• [WORK TASK]: Could you retype the whole listing, word for word?

• [SOURCE DATA]:
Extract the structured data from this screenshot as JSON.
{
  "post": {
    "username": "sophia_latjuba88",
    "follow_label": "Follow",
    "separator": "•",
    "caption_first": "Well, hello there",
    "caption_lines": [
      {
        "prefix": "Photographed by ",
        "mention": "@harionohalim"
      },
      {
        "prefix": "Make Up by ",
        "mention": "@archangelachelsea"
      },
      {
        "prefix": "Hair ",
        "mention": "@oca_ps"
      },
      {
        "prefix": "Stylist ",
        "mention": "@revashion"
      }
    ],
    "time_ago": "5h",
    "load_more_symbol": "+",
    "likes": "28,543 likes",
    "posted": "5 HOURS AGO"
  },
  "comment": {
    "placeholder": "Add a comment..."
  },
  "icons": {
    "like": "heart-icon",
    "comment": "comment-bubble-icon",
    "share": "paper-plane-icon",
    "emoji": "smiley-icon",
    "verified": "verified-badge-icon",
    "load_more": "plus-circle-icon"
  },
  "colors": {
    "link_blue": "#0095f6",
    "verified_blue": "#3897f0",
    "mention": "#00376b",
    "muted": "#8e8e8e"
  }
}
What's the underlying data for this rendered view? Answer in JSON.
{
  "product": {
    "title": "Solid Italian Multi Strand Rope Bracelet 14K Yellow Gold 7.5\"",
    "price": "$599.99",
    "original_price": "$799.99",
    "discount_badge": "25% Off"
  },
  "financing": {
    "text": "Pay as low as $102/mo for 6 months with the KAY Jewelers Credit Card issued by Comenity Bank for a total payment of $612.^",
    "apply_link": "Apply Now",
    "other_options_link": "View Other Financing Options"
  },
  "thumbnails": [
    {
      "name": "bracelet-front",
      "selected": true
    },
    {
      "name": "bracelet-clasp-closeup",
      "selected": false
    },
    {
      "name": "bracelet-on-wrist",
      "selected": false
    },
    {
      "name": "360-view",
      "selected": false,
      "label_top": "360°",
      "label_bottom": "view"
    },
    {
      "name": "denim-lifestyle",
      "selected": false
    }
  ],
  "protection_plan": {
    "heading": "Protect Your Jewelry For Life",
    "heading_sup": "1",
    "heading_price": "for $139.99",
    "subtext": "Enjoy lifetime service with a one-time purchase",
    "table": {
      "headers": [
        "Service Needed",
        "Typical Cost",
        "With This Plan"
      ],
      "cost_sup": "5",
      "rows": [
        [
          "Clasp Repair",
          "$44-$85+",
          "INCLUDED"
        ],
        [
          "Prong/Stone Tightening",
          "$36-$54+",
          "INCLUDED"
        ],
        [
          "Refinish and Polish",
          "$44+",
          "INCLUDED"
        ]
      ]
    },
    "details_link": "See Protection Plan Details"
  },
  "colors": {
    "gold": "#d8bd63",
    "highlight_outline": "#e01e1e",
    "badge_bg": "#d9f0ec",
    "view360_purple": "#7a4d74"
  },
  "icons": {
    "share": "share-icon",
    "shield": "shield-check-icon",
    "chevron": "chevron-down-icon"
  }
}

• [WRITTEN REPLY]:
Extract the structured data from this screenshot as JSON.
{
  "post": {
    "username": "sophia_latjuba88",
    "follow_label": "Follow",
    "separator": "•",
    "caption_first": "Well, hello there",
    "caption_lines": [
      {
        "prefix": "Photographed by ",
        "mention": "@harionohalim"
      },
      {
        "prefix": "Make Up by ",
        "mention": "@archangelachelsea"
      },
      {
        "prefix": "Hair ",
        "mention": "@oca_ps"
      },
      {
        "prefix": "Stylist ",
        "mention": "@revashion"
      }
    ],
    "time_ago": "5h",
    "load_more_symbol": "+",
    "likes": "28,543 likes",
    "posted": "5 HOURS AGO"
  },
  "comment": {
    "placeholder": "Add a comment..."
  },
  "icons": {
    "like": "heart-icon",
    "comment": "comment-bubble-icon",
    "share": "paper-plane-icon",
    "emoji": "smiley-icon",
    "verified": "verified-badge-icon",
    "load_more": "plus-circle-icon"
  },
  "colors": {
    "link_blue": "#0095f6",
    "verified_blue": "#3897f0",
    "mention": "#00376b",
    "muted": "#8e8e8e"
  }
}
What's the underlying data for this rendered view? Answer in JSON.
{
  "product": {
    "title": "Solid Italian Multi Strand Rope Bracelet 14K Yellow Gold 7.5\"",
    "price": "$599.99",
    "original_price": "$799.99",
    "discount_badge": "25% Off"
  },
  "financing": {
    "text": "Pay as low as $102/mo for 6 months with the KAY Jewelers Credit Card issued by Comenity Bank for a total payment of $612.^",
    "apply_link": "Apply Now",
    "other_options_link": "View Other Financing Options"
  },
  "thumbnails": [
    {
      "name": "bracelet-front",
      "selected": true
    },
    {
      "name": "bracelet-clasp-closeup",
      "selected": false
    },
    {
      "name": "bracelet-on-wrist",
      "selected": false
    },
    {
      "name": "360-view",
      "selected": false,
      "label_top": "360°",
      "label_bottom": "view"
    },
    {
      "name": "denim-lifestyle",
      "selected": false
    }
  ],
  "protection_plan": {
    "heading": "Protect Your Jewelry For Life",
    "heading_sup": "1",
    "heading_price": "for $139.99",
    "subtext": "Enjoy lifetime service with a one-time purchase",
    "table": {
      "headers": [
        "Service Needed",
        "Typical Cost",
        "With This Plan"
      ],
      "cost_sup": "5",
      "rows": [
        [
          "Clasp Repair",
          "$44-$85+",
          "INCLUDED"
        ],
        [
          "Prong/Stone Tightening",
          "$36-$54+",
          "INCLUDED"
        ],
        [
          "Refinish and Polish",
          "$44+",
          "INCLUDED"
        ]
      ]
    },
    "details_link": "See Protection Plan Details"
  },
  "colors": {
    "gold": "#d8bd63",
    "highlight_outline": "#e01e1e",
    "badge_bg": "#d9f0ec",
    "view360_purple": "#7a4d74"
  },
  "icons": {
    "share": "share-icon",
    "shield": "shield-check-icon",
    "chevron": "chevron-down-icon"
  }
}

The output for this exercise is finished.